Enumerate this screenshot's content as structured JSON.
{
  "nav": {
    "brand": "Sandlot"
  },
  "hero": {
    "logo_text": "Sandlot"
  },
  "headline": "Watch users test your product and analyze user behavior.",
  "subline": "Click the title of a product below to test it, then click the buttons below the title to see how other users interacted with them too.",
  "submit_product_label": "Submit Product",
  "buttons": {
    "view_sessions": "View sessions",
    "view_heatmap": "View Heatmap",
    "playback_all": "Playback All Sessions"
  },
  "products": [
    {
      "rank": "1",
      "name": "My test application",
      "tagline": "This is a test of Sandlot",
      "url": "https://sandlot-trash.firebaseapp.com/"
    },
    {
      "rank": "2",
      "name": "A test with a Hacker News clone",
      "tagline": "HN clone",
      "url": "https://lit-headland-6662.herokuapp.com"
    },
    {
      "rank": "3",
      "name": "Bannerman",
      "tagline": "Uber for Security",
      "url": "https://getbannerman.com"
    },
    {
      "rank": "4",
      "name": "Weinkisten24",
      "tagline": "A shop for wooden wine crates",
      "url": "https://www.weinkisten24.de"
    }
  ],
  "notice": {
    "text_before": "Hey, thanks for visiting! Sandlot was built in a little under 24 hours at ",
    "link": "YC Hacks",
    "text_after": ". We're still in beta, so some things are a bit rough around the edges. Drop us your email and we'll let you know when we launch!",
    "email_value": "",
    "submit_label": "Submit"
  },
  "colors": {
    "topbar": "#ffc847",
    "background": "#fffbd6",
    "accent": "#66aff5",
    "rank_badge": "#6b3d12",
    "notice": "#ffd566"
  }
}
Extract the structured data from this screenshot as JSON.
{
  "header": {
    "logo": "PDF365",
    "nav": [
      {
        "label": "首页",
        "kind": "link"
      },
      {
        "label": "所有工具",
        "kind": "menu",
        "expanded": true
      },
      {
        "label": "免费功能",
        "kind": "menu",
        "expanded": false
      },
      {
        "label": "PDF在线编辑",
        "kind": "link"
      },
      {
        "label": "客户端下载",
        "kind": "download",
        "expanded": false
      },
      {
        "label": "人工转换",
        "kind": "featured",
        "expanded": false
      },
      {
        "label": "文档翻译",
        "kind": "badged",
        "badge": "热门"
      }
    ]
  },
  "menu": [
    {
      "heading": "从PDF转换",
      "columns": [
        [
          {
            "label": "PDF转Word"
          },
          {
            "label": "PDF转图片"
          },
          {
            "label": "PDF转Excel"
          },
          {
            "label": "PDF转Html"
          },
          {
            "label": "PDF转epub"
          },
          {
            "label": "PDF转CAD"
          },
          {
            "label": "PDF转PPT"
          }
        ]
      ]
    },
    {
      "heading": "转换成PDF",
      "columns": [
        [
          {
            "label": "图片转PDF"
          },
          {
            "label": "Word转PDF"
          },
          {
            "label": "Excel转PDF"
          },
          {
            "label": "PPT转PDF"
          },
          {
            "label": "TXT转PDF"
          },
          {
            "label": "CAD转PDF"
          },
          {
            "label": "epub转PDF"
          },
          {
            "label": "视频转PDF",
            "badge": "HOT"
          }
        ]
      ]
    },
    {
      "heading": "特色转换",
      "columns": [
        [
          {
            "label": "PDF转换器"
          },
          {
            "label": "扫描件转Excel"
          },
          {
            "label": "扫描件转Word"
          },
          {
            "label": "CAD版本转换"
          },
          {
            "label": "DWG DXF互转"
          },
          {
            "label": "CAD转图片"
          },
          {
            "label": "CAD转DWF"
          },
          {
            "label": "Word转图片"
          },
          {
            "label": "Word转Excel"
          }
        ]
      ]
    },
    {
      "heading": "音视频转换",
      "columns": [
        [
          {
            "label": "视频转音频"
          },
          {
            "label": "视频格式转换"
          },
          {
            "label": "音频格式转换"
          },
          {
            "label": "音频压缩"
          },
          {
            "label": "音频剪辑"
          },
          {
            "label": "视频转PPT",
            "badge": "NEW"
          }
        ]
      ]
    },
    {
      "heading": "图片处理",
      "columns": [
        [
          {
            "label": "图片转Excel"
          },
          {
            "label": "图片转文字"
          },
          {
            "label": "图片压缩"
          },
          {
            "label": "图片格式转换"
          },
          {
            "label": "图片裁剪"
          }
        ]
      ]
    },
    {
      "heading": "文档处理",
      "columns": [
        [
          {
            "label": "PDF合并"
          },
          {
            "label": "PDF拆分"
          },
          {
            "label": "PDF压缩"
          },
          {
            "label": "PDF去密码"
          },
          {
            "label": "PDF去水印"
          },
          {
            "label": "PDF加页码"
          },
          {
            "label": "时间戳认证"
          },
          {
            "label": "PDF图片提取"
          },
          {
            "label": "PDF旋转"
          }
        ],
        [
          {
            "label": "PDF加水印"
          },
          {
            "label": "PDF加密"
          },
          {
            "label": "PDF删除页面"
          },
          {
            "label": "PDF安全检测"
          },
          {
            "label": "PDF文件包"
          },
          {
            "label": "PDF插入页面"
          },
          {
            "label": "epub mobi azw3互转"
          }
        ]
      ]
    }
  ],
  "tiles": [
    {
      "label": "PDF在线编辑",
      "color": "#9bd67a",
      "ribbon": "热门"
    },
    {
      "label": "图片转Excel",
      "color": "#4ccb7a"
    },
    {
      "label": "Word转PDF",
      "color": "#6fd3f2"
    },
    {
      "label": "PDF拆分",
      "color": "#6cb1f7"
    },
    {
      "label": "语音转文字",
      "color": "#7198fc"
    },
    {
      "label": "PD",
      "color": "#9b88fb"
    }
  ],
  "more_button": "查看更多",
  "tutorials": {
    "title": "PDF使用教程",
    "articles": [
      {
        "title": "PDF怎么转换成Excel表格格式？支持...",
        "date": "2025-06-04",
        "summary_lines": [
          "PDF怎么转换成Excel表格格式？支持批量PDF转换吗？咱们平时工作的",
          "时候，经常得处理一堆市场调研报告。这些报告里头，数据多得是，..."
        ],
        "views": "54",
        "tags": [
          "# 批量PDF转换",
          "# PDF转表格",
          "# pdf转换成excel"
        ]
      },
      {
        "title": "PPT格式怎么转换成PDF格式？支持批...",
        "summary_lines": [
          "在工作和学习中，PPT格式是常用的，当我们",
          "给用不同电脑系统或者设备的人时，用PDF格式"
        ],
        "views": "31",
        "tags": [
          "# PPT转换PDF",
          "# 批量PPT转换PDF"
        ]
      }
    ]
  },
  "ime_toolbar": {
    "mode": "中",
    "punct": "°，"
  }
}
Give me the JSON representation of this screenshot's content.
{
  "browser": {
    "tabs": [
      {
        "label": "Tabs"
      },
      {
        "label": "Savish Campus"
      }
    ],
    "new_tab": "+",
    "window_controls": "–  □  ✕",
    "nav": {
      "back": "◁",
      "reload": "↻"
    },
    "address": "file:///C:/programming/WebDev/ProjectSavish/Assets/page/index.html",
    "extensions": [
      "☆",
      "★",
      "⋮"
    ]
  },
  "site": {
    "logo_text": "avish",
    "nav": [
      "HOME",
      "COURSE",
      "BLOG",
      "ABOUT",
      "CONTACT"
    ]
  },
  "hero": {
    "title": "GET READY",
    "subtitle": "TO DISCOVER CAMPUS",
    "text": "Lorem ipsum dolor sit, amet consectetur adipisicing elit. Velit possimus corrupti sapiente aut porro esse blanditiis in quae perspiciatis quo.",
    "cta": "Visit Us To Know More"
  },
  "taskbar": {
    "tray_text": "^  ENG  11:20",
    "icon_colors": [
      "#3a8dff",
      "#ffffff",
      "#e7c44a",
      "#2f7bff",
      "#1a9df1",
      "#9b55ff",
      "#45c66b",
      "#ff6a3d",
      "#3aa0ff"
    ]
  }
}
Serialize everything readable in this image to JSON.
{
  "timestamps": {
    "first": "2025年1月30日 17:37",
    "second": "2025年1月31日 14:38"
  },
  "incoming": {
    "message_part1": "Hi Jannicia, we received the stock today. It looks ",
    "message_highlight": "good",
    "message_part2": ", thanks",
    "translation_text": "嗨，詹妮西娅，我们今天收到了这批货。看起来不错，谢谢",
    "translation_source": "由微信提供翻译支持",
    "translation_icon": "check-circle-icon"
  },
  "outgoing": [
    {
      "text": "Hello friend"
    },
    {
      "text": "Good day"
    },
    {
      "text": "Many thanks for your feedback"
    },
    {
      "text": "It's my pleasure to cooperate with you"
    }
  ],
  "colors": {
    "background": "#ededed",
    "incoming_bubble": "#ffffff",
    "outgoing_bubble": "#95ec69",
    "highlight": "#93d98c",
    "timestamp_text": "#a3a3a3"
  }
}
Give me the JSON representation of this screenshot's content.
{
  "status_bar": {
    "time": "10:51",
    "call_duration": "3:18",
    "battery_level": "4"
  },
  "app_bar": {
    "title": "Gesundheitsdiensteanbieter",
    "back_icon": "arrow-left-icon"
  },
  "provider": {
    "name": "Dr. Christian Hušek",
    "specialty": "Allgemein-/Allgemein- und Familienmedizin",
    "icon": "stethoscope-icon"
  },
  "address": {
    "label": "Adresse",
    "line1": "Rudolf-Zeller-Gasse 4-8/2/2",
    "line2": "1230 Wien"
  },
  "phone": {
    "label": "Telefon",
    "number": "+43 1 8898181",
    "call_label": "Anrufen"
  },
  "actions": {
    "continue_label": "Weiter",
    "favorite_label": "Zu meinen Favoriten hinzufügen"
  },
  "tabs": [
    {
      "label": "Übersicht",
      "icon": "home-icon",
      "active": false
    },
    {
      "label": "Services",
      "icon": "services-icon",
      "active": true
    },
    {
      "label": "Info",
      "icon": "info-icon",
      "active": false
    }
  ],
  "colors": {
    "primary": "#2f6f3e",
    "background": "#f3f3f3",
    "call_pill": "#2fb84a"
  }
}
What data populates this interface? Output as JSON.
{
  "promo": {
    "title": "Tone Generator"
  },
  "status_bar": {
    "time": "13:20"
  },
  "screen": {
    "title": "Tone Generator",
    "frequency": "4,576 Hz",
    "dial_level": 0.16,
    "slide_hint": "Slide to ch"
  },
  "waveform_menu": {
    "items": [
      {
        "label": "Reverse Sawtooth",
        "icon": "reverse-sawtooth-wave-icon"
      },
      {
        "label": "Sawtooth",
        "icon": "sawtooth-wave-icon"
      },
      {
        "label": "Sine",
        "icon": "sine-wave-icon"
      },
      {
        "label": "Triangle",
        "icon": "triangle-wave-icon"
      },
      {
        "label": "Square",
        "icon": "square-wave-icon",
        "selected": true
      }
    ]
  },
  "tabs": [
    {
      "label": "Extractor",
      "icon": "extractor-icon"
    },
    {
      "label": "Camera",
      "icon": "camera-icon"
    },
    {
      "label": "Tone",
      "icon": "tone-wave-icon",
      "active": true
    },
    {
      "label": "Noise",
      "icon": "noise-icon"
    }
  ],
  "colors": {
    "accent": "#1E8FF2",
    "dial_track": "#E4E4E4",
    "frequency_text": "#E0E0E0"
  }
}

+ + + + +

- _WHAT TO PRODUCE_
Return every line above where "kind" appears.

- _RESULT FOR THIS EXERCISE_
        "kind": "link"
        "kind": "menu",
        "kind": "menu",
        "kind": "link"
        "kind": "download",
        "kind": "featured",
        "kind": "badged",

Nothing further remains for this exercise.